→ WORK INSTRUCTIONS: Only the lines that include "screenshot" should be copied from the data below.

================

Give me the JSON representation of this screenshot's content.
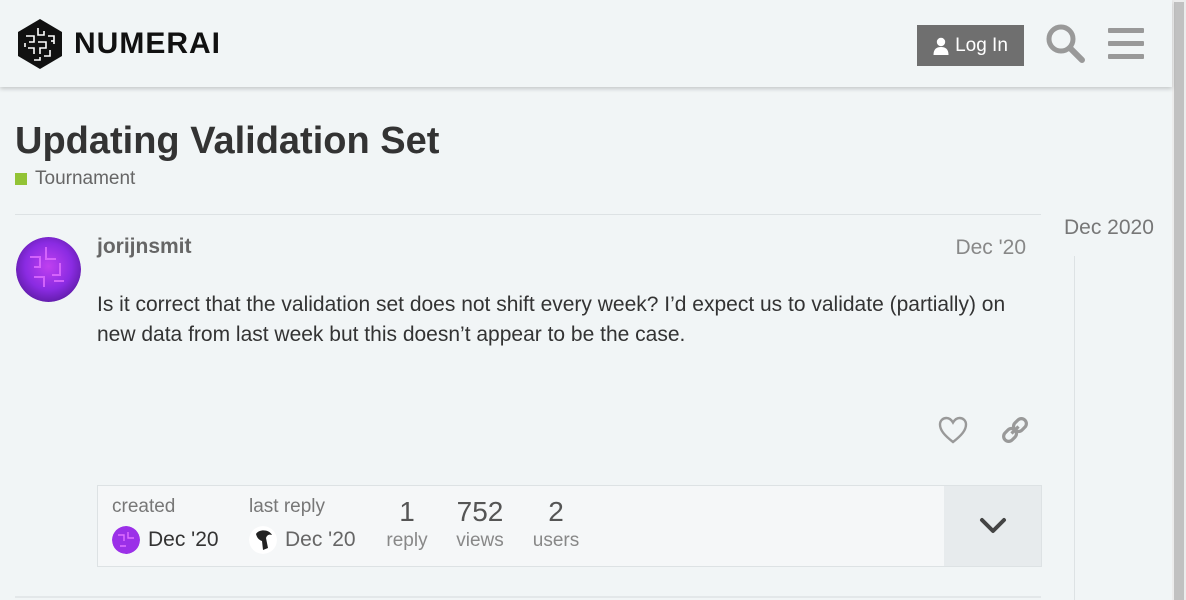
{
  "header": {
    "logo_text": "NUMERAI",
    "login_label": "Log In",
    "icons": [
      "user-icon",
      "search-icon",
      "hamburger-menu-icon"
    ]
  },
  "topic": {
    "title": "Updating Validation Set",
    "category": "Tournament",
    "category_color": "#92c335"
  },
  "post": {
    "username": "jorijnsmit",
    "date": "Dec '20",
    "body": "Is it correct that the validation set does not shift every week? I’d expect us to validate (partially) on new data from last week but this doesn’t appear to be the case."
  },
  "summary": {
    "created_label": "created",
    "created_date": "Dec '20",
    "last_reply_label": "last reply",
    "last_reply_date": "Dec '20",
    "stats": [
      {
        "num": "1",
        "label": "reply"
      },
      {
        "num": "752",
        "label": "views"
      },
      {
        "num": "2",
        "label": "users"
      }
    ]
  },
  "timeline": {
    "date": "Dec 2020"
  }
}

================

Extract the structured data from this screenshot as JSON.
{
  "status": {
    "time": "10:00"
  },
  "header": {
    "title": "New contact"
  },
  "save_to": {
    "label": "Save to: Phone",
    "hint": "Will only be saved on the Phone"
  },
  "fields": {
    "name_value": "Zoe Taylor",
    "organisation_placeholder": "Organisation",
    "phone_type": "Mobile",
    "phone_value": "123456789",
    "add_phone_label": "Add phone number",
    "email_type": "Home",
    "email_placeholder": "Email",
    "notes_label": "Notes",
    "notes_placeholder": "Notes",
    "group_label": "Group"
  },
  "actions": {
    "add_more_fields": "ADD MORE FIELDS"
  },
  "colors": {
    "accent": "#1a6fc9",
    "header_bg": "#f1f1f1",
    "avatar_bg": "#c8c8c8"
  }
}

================

→ ANSWER FOR THE TASK:
Give me the JSON representation of this screenshot's content.
Extract the structured data from this screenshot as JSON.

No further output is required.